What's the used Peugeot 2008 estate like?
You can’t blame Peugeot for having a go at the whole small SUV thing. It’s an explosively hot marketplace right now. Take one popular 208 hatchback, add an additional ‘0’ in the middle of the name, jack up ride height, fit chunky roof bars, raise the roof and, hey presto, you have the Peugeot 2008.
The 2008 is a little bit bigger than the 208 on which it is based. The boot, for example, is 360 litres in capacity, which makes it 75 litres bigger than its smaller sibling. What’s more, rear seat space is better for two adults. There are also pockets in both rear doors and map storage in the backs of the front seats. However, rivals such as the Renault Captur offer greater flexibility with sliding rear seats that either improve knee space or boot space, , the Captur’s load capacity is greater than the 2008’s before you slide the seats forward.
The 2008’s front-seat occupants have less room to play with, especially on cars fitted with a panoramic glass roof. It robs quite a lot of headroom, which could be a problem for taller drivers. The glovebox is very small and is only really large enough for the car’s instruction manual. Shoulder room isn’t great up front either and there’s no armrest. Instead, you get a cubbyhole with a roller cover. It’s a good space for putting keys, chargers and even some more valuable items such as your wallet and phone. Although we’d still recommend you take them with you after you have parked up since there isn’t a lock on this space.
Engine-wise, the 1.2-litre three-cylinder petrol is available in 81, 108 or 129bhp guises. There is also a 1.6-litre diesel with either 91 or 113bhp (the facelift in 2017 introduced more powerful 99 and 118bhp versions of the same engine), an underpowered 69bhp 1.4 diesel and a thirsty 118bhp 1.6-litre petrol. Most models come equipped with a five-speed manual, with six-speed units reserved for the more powerful engines. An unpopular automated manual gearbox served as the only automatic option, until a six-speed auto came along with the facelift, though even this is a little on the jerky side.
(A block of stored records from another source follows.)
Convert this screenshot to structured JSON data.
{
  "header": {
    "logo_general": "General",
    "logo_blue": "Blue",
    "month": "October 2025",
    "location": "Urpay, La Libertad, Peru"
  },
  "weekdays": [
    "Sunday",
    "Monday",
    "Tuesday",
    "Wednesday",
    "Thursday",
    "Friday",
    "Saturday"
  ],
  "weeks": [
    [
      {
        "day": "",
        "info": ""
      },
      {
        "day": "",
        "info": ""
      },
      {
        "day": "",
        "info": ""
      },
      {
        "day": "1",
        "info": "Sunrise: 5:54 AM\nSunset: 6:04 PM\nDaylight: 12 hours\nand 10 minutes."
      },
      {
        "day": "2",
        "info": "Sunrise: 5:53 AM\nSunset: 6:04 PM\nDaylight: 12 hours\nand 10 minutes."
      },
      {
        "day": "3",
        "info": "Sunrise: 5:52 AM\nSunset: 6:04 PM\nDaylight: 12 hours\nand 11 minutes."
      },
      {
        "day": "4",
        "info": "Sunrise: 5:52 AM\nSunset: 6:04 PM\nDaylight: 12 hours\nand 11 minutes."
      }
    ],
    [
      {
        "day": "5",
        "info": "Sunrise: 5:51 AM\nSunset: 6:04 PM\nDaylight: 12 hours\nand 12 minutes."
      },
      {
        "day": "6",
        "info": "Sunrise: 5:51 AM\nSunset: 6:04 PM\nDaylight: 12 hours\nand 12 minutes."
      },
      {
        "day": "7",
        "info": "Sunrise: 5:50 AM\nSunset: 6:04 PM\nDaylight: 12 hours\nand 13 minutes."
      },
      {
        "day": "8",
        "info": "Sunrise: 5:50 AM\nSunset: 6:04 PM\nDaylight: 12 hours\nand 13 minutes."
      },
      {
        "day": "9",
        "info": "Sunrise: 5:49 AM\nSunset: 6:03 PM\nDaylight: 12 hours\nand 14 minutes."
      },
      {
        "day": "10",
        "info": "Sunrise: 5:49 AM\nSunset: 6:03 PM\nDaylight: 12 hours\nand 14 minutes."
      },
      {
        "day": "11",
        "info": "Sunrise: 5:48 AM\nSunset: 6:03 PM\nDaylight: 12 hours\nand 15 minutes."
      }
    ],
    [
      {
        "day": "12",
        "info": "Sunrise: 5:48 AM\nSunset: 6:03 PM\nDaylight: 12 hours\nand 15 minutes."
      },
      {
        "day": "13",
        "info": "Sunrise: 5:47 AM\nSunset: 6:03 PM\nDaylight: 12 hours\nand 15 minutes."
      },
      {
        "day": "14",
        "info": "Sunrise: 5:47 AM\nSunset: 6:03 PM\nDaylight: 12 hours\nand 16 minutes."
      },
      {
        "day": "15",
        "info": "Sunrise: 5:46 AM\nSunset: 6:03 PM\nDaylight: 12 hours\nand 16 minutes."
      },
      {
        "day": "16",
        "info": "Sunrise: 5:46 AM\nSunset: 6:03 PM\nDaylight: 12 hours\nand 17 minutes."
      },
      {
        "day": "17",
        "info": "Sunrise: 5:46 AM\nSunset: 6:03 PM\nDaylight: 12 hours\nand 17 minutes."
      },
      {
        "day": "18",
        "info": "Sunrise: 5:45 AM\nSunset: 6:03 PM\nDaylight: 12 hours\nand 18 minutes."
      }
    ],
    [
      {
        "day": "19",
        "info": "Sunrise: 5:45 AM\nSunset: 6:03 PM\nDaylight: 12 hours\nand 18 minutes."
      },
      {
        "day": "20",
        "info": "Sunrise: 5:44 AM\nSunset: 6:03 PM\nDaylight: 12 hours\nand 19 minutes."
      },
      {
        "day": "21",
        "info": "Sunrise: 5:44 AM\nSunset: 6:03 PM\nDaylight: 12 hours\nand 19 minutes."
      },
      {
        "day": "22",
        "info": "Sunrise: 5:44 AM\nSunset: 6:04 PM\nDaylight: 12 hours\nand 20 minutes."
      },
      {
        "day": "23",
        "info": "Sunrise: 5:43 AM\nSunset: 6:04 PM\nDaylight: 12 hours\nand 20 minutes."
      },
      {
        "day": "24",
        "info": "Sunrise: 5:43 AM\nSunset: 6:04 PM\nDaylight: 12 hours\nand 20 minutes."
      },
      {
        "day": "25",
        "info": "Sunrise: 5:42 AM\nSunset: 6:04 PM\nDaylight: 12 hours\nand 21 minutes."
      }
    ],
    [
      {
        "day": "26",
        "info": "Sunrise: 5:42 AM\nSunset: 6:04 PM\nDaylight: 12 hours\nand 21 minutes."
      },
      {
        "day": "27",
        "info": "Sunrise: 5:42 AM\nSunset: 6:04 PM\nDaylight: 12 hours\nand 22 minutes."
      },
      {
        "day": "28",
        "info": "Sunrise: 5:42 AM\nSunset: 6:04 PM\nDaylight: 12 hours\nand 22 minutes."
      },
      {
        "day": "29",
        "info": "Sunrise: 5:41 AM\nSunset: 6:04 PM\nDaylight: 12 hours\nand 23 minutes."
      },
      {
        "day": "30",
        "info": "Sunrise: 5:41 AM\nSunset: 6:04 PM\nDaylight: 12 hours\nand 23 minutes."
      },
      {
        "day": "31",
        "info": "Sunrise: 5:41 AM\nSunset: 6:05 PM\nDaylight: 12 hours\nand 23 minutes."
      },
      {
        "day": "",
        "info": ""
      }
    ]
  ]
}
Peugeot doesn’t offer a four-wheel-drive version of the Peugeot 2008, but it does offer something called Grip Control. Thus equipped, the 2008 will have a rotary dial by the gearlever with five pre-set driving modes: standard, mud, snow, sand and ESP (electronic stability program) off. An electronic differential works in conjunction with the existing electronic safety aids in the car to monitor what the vehicle is doing and the driver’s inputs, and distribute the engine’s power according to whichever driving mode has been selected. On the outside, Grip Control-equipped 2008s will be fitted with mud and snow rated tyres, which help maintain grip levels in slippery situations. Don’t imagine the system is a proper substitute for four-wheel drive, though; it isn’t.
The Peugeot 2008 is a practical car if you need something supermini-sized but want a bit more ride height, but it doesn’t drive particularly well – the ride is crashy and transmits most of that initial shock through the cabin, instead of absorbing it. Handling-wise, the steering is overly light too, which might be good in town but gives you very little idea what is going on with the front wheels when on faster roads. Combined with the smaller steering wheel, it also means you might apply too much lock to begin with, which can exacerbate body roll.